**THE PROBLEM**
Line by line, retype the material exactly and leave each picture out.

=== Begin Enclosure ===

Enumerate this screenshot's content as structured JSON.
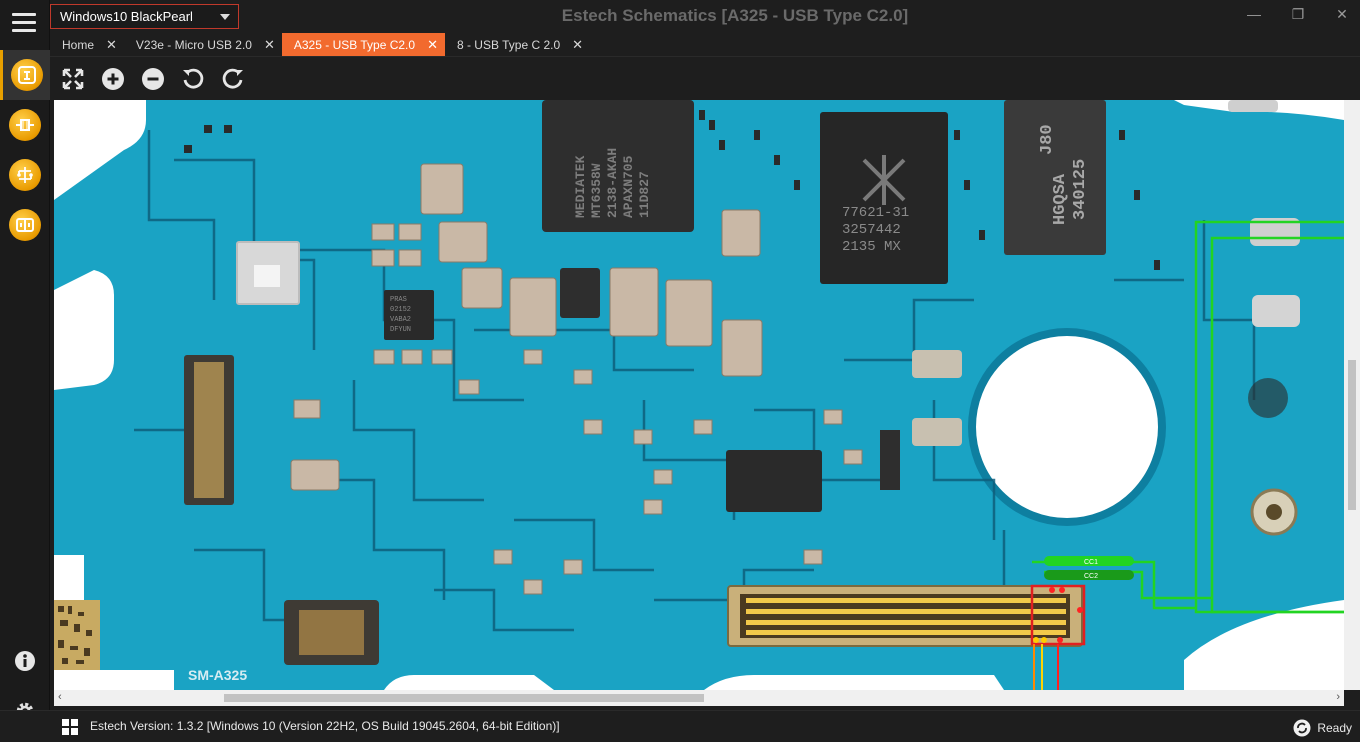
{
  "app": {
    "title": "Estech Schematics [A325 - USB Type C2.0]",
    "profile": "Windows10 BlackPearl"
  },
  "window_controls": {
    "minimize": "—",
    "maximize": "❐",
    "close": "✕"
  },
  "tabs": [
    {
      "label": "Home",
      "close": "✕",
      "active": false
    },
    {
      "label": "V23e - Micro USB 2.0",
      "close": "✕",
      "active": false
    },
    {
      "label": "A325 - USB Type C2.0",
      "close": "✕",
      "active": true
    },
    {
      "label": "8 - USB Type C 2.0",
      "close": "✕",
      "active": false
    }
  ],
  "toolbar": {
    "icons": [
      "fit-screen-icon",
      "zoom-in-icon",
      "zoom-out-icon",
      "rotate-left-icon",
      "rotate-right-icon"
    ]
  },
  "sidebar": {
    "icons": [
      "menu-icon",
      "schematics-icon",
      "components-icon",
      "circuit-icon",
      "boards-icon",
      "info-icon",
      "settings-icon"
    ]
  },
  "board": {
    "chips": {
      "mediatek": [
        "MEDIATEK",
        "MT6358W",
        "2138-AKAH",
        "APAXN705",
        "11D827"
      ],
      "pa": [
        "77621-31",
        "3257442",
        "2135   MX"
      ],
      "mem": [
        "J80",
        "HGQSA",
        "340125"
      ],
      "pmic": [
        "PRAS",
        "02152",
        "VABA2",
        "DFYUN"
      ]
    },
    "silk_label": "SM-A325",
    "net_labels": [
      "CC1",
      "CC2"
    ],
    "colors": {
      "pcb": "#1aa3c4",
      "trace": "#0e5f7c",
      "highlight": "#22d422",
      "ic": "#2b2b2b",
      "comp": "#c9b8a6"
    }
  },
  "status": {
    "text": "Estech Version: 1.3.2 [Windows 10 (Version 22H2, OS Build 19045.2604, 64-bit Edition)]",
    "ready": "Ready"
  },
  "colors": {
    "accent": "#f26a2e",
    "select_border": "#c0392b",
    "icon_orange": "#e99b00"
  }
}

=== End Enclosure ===

**SOLUTION TO THIS PROBLEM**
Enumerate this screenshot's content as structured JSON.
{
  "app": {
    "title": "Estech Schematics [A325 - USB Type C2.0]",
    "profile": "Windows10 BlackPearl"
  },
  "window_controls": {
    "minimize": "—",
    "maximize": "❐",
    "close": "✕"
  },
  "tabs": [
    {
      "label": "Home",
      "close": "✕",
      "active": false
    },
    {
      "label": "V23e - Micro USB 2.0",
      "close": "✕",
      "active": false
    },
    {
      "label": "A325 - USB Type C2.0",
      "close": "✕",
      "active": true
    },
    {
      "label": "8 - USB Type C 2.0",
      "close": "✕",
      "active": false
    }
  ],
  "toolbar": {
    "icons": [
      "fit-screen-icon",
      "zoom-in-icon",
      "zoom-out-icon",
      "rotate-left-icon",
      "rotate-right-icon"
    ]
  },
  "sidebar": {
    "icons": [
      "menu-icon",
      "schematics-icon",
      "components-icon",
      "circuit-icon",
      "boards-icon",
      "info-icon",
      "settings-icon"
    ]
  },
  "board": {
    "chips": {
      "mediatek": [
        "MEDIATEK",
        "MT6358W",
        "2138-AKAH",
        "APAXN705",
        "11D827"
      ],
      "pa": [
        "77621-31",
        "3257442",
        "2135   MX"
      ],
      "mem": [
        "J80",
        "HGQSA",
        "340125"
      ],
      "pmic": [
        "PRAS",
        "02152",
        "VABA2",
        "DFYUN"
      ]
    },
    "silk_label": "SM-A325",
    "net_labels": [
      "CC1",
      "CC2"
    ],
    "colors": {
      "pcb": "#1aa3c4",
      "trace": "#0e5f7c",
      "highlight": "#22d422",
      "ic": "#2b2b2b",
      "comp": "#c9b8a6"
    }
  },
  "status": {
    "text": "Estech Version: 1.3.2 [Windows 10 (Version 22H2, OS Build 19045.2604, 64-bit Edition)]",
    "ready": "Ready"
  },
  "colors": {
    "accent": "#f26a2e",
    "select_border": "#c0392b",
    "icon_orange": "#e99b00"
  }
}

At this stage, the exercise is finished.